Website and app data records:

# # # # # # #

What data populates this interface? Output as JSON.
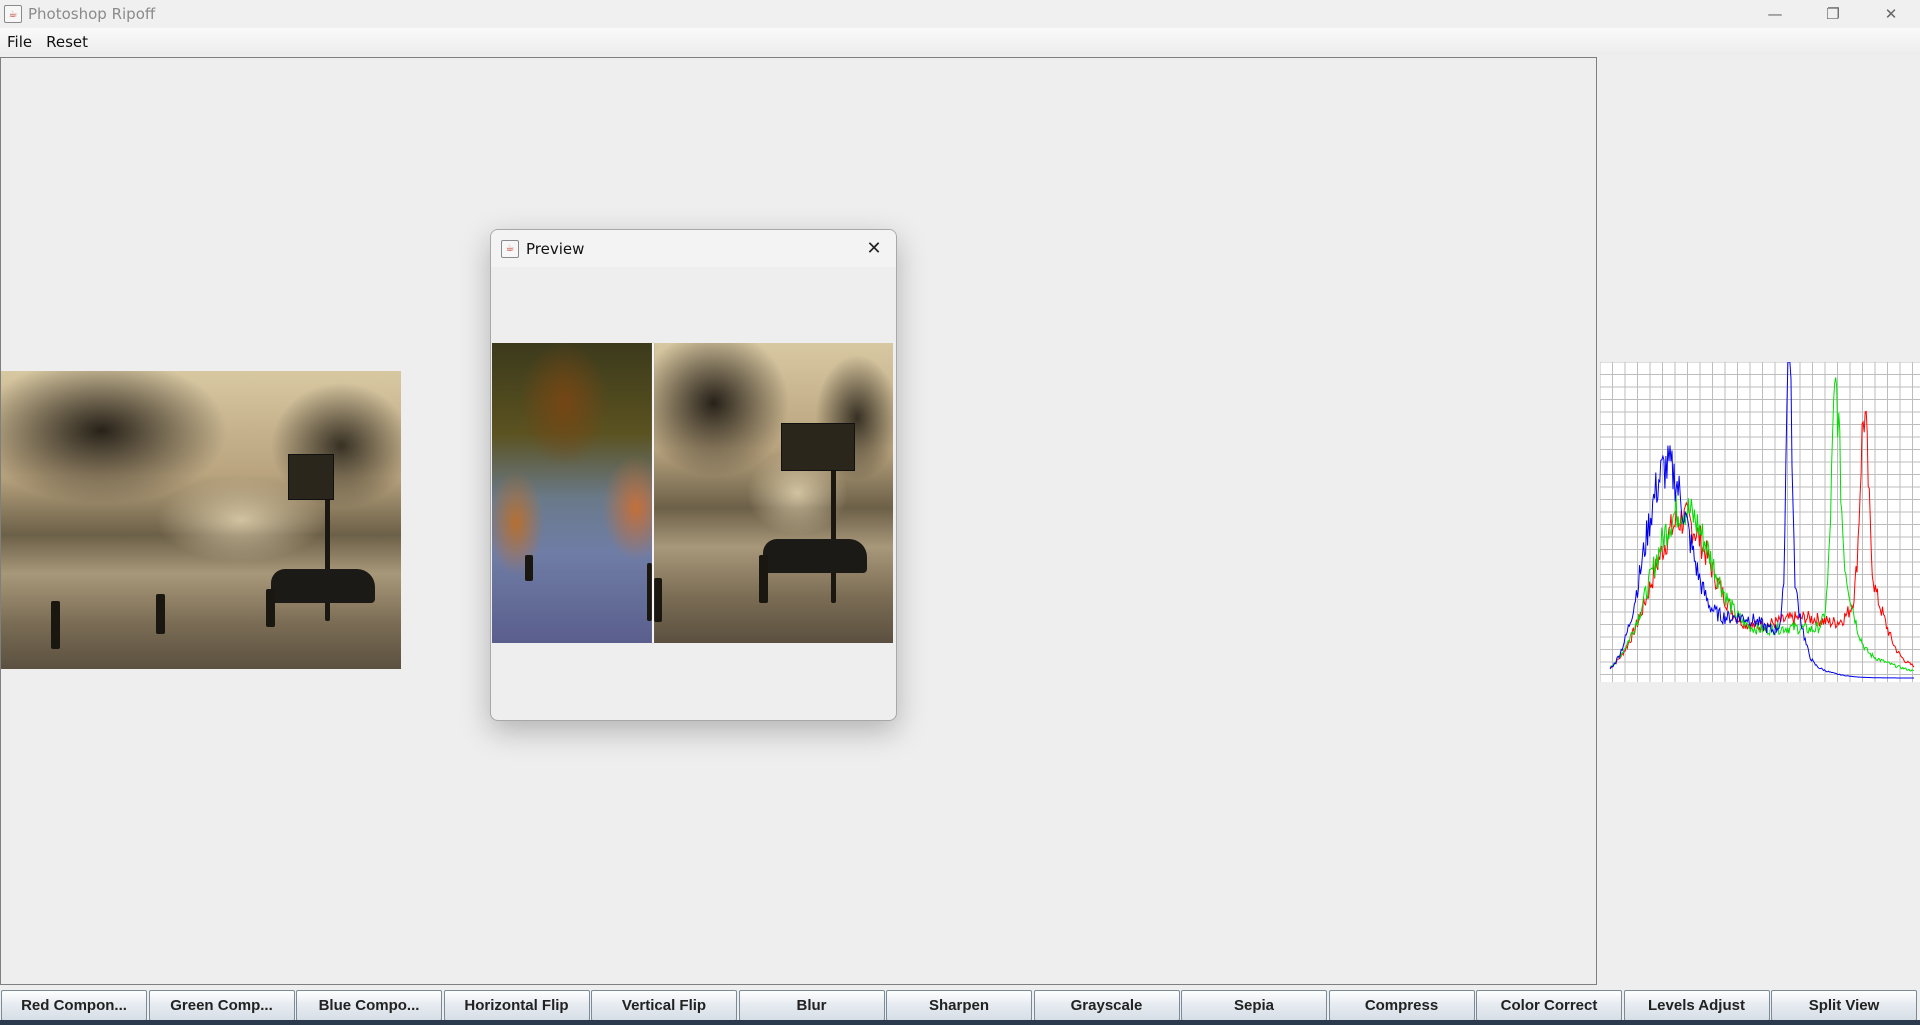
{
  "window": {
    "title": "Photoshop Ripoff",
    "minimize_icon": "minimize-icon",
    "maximize_icon": "restore-icon",
    "close_icon": "close-icon"
  },
  "menu": {
    "items": [
      "File",
      "Reset"
    ]
  },
  "preview_dialog": {
    "title": "Preview",
    "close_icon": "close-icon"
  },
  "histogram": {
    "colors": {
      "red": "#ff0000",
      "green": "#00dd00",
      "blue": "#0000ee"
    }
  },
  "toolbar": {
    "buttons": [
      "Red Compon...",
      "Green Comp...",
      "Blue Compo...",
      "Horizontal Flip",
      "Vertical Flip",
      "Blur",
      "Sharpen",
      "Grayscale",
      "Sepia",
      "Compress",
      "Color Correct",
      "Levels Adjust",
      "Split View"
    ]
  }
}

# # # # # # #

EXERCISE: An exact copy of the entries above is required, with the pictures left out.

WRITTEN RESPONSE:
What data populates this interface? Output as JSON.
{
  "window": {
    "title": "Photoshop Ripoff",
    "minimize_icon": "minimize-icon",
    "maximize_icon": "restore-icon",
    "close_icon": "close-icon"
  },
  "menu": {
    "items": [
      "File",
      "Reset"
    ]
  },
  "preview_dialog": {
    "title": "Preview",
    "close_icon": "close-icon"
  },
  "histogram": {
    "colors": {
      "red": "#ff0000",
      "green": "#00dd00",
      "blue": "#0000ee"
    }
  },
  "toolbar": {
    "buttons": [
      "Red Compon...",
      "Green Comp...",
      "Blue Compo...",
      "Horizontal Flip",
      "Vertical Flip",
      "Blur",
      "Sharpen",
      "Grayscale",
      "Sepia",
      "Compress",
      "Color Correct",
      "Levels Adjust",
      "Split View"
    ]
  }
}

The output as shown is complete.